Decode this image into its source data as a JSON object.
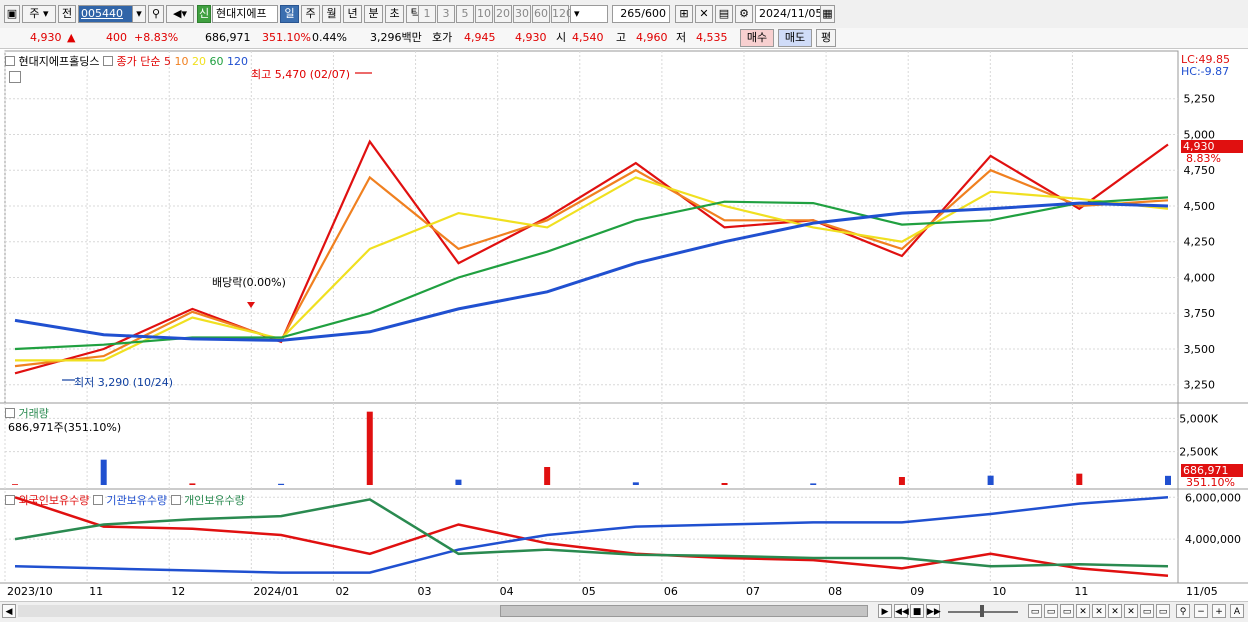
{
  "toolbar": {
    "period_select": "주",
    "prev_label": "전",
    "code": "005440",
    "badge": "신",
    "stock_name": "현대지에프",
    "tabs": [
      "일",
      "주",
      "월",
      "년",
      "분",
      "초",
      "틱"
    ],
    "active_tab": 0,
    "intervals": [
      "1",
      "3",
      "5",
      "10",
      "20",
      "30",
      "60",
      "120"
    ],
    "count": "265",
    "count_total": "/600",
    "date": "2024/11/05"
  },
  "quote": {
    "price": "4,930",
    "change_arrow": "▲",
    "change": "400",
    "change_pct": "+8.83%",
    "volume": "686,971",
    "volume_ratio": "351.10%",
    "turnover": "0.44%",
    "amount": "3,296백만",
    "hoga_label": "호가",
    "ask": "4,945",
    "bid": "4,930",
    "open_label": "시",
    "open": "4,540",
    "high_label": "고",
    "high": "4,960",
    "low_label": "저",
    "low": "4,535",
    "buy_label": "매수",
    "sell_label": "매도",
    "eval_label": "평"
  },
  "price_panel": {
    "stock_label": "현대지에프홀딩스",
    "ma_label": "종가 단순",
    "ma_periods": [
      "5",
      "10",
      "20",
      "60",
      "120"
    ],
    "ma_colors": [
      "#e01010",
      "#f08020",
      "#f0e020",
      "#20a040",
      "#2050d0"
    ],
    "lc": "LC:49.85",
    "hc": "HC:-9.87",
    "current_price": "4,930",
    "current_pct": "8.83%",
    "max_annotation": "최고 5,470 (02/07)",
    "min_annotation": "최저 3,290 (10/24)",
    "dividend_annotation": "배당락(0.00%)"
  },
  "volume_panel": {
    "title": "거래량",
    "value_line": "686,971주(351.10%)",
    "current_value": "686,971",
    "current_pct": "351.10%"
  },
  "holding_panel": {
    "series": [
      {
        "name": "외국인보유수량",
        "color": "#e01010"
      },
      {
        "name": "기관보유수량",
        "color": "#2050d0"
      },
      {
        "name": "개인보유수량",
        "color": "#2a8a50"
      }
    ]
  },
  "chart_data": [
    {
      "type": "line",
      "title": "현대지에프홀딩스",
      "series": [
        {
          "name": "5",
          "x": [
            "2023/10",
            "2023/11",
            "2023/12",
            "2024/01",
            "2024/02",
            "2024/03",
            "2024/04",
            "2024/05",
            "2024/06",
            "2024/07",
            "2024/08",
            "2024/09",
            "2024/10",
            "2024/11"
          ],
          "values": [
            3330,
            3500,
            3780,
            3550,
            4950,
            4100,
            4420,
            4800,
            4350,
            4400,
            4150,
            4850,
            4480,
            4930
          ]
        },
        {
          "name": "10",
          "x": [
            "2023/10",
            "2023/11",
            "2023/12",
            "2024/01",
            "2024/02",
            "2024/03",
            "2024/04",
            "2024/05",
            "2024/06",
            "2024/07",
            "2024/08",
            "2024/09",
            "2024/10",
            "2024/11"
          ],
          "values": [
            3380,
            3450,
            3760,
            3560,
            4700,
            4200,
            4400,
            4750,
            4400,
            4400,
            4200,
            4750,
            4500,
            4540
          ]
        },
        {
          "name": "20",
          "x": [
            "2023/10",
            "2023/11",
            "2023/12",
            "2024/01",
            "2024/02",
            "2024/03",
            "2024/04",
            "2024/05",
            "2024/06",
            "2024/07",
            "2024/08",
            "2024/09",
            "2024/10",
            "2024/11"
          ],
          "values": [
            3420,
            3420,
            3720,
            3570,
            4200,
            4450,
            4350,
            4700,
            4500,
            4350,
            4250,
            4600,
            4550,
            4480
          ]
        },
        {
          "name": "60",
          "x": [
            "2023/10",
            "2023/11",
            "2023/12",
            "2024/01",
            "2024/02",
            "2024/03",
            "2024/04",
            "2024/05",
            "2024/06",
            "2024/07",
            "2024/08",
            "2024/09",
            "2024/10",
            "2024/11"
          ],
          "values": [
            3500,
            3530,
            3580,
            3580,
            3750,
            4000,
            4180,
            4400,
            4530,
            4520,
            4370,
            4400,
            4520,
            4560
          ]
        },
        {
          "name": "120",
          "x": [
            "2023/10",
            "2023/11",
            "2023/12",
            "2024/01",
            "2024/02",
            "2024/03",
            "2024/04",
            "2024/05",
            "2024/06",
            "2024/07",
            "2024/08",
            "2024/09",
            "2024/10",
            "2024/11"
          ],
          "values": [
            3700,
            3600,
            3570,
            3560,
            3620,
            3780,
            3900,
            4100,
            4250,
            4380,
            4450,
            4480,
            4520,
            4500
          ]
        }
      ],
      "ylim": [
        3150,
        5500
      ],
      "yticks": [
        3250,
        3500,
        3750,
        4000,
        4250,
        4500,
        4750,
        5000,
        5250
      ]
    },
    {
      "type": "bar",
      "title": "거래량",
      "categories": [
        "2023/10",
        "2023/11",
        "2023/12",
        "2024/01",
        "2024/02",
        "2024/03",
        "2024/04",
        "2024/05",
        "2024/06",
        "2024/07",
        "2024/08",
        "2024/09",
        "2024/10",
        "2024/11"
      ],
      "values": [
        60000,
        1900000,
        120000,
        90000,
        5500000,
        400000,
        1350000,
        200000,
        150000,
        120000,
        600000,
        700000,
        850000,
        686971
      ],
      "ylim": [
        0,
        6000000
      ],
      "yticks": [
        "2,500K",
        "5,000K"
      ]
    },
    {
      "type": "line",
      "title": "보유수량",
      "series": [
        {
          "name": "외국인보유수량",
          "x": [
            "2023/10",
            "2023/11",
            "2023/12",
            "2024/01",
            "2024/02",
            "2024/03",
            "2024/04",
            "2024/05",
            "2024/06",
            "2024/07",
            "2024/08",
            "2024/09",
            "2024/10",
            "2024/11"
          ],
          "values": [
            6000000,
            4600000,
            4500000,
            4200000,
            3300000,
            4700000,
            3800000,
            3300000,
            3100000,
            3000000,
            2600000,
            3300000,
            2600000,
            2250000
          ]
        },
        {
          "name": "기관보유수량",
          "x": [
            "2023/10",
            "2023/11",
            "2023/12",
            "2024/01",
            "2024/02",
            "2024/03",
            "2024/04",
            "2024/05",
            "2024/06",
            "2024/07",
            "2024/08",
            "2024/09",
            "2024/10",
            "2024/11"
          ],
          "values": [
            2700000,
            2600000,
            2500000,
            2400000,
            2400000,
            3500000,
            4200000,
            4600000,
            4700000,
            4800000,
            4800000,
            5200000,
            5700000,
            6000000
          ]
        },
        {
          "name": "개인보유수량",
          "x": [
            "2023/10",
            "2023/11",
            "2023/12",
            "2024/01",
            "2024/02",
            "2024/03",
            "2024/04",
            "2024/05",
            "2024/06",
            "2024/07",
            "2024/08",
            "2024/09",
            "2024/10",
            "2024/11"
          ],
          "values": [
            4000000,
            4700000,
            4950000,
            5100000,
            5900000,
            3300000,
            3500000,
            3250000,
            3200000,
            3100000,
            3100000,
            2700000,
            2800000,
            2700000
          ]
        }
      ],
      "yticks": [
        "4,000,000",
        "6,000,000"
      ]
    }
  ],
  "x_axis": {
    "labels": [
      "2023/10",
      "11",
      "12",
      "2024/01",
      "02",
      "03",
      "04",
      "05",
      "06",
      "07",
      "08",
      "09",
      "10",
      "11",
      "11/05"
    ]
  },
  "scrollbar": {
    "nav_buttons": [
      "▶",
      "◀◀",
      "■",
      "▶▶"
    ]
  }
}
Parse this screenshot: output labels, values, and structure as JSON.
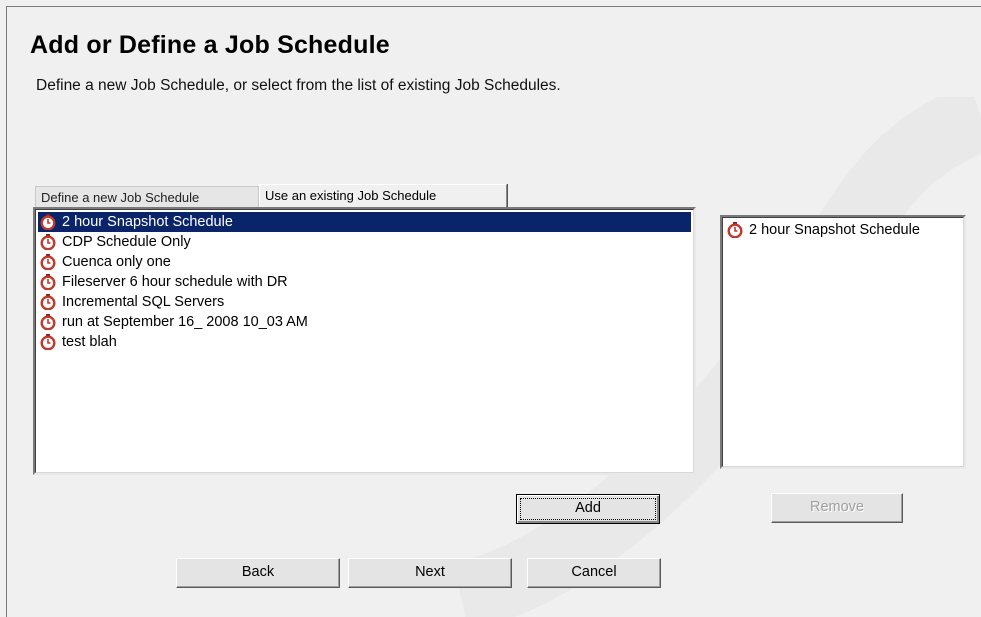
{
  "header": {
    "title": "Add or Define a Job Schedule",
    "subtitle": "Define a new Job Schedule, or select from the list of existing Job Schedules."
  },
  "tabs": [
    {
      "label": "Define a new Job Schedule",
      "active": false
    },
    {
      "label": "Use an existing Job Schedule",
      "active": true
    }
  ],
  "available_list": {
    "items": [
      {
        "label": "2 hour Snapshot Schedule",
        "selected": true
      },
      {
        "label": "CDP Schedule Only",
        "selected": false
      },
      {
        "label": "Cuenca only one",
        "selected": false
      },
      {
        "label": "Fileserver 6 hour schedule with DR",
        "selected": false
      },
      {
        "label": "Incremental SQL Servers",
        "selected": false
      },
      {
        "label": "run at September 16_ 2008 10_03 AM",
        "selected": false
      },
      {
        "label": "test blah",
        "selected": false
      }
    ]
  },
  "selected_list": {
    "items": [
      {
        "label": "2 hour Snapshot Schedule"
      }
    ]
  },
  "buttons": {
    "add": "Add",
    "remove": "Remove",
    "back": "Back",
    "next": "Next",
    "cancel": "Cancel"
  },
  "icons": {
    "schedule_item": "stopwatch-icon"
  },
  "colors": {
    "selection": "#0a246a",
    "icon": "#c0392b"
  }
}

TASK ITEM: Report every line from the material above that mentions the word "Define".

THE ANSWER:
    "title": "Add or Define a Job Schedule",
    "subtitle": "Define a new Job Schedule, or select from the list of existing Job Schedules."
      "label": "Define a new Job Schedule",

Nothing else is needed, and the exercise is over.